I’ll say right off the bat, this is probably one of the best supergroup collaborations I’ve heard, yet it still doesn’t reach the level of quality I had in mind for it. But then, maybe my expectations for it were so high it wouldn’t have been possible to meet them anyway. My initial disappointment from this self-titled offering is that the mainstay sound is very much like that of a Queens of the Stone Age record – albeit a very very
tight one. The best comparison for it would be QOTSA’s Songs for the Deaf
, this is because A: it has Grohl behind the kit, so the rhythmic flow of Them Crooked Vultures
feels very familiar to it and B: it has the same heavy-hand in experimentation that Songs for the Deaf
did, with the core foundations in riff and aesthetic feeling eerily similar to something you’d hear from a Queen’s album. Is there anything wrong with this? Absolutely not, but I expected something a bit more out there than an extension to a QOTSA album. It holds the usual characteristics of a Queen’s album, with a decent helping of classic-rock influence and a massive emphasis on rhythm and groove: sections found in songs like “Scumbag Blues” and “Reptiles” really highlight JPJ’s and Grohl’s connection and understanding of their job in the band, and for that, the groove is undeniable throughout. Josh pulls out some really catchy and standout riffs as well, like the opening riff to “Bandoliers,” “No One Loves Me & Neither Do I” or the infectious “New Fang.” And then you get to tracks like “Warsaw or The First Breath You Take After You Give Up” where everyone functions harmoniously: awesome experimentation with the backbone of the song, while Homme delivers his dirty stop-start riffing.

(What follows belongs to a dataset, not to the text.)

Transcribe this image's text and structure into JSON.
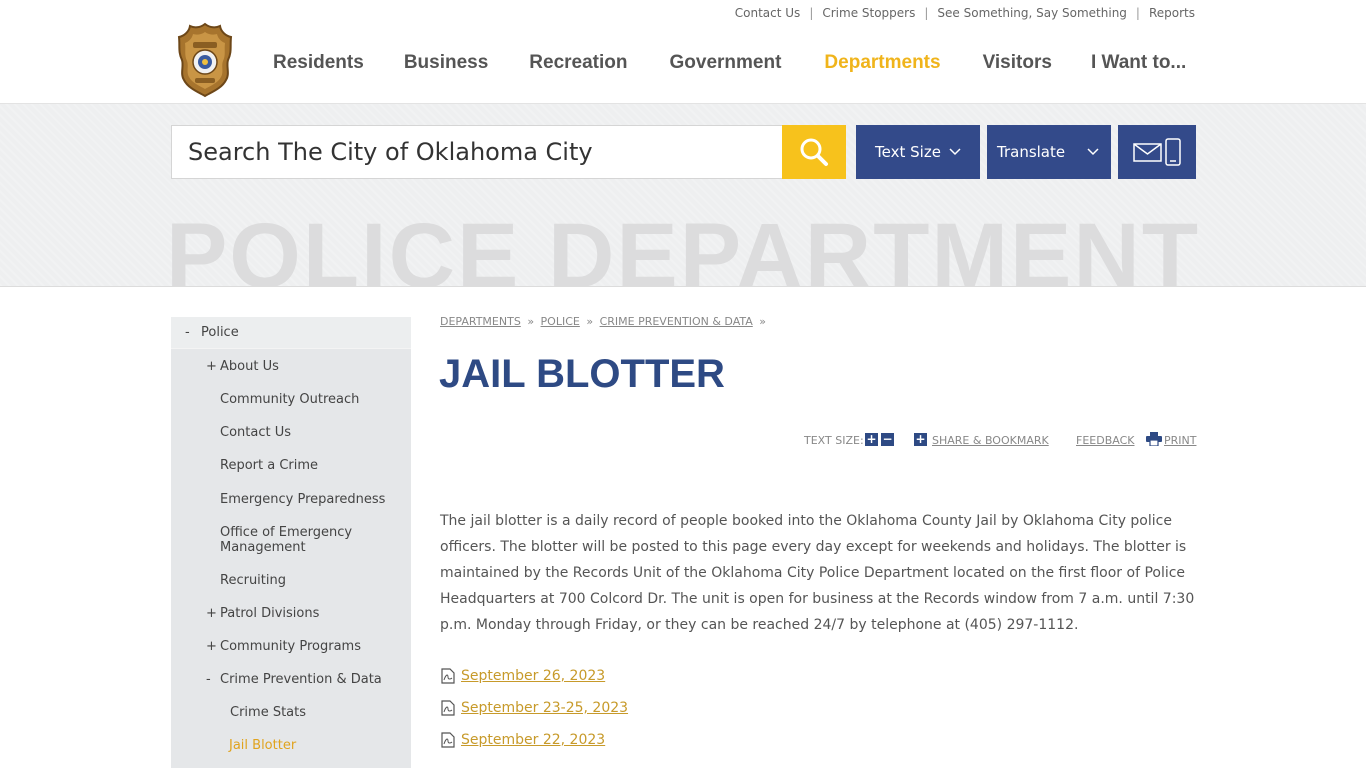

The thing is, even though every aspect of Them Crooked Vultures
is solid in every conceivable way, it never manages to get past that. 9 years on and my opinion for this thing remains undeterred; this is mainly down to how the album drags its knuckles. As great as “Warsaw or The First Breath You Take After You Give Up” starts off, it’s the longest track here and by god does it drag on. In a lot of ways, that’s this album’s biggest flaw; there’s just too much excess and not enough focus being made to tell what it needs to before moving on. There’s an abundance of repetition which can’t be overlooked as being anything other than a burden for the most part. I also think the first half of the LP is a hell of a lot stronger than the second half. There’s a lack of anything to grab onto in the latter tracks, where you could normally find solace in a hook, a riff or a catchy groove in the earlier tracks. Don’t get me wrong, songs like the “Gunman” are excellent little numbers and certainly help you in seeing this thing through to the end, but there’s definitely a lack of focus as it moves on to its end.
Like I said earlier, the odds of this album meeting my insane expectations for the time were slim to none. But now that we’re nearly a decade on from when it first came out, and I’ve accepted what its basic sound is, my first thoughts for it have remained the entire time it has existed. And as much as I’ve wanted to enjoy this, I can’t help but feel bored during a good chunk of it, or wishing it was a little more adventurous. There is a massive chunk of experimentation here, sure, the rhythm is fantastic, and Homme delivers yet another solid performance, but like a lot of supergroups, there’s a core ingredient missing for it to get anywhere near the material they’ve released as separate musicians. Them Crooked Vultures
is solid as a rock, but unfortunately it never pushes past being just that.
SPECIAL EDITION: N/A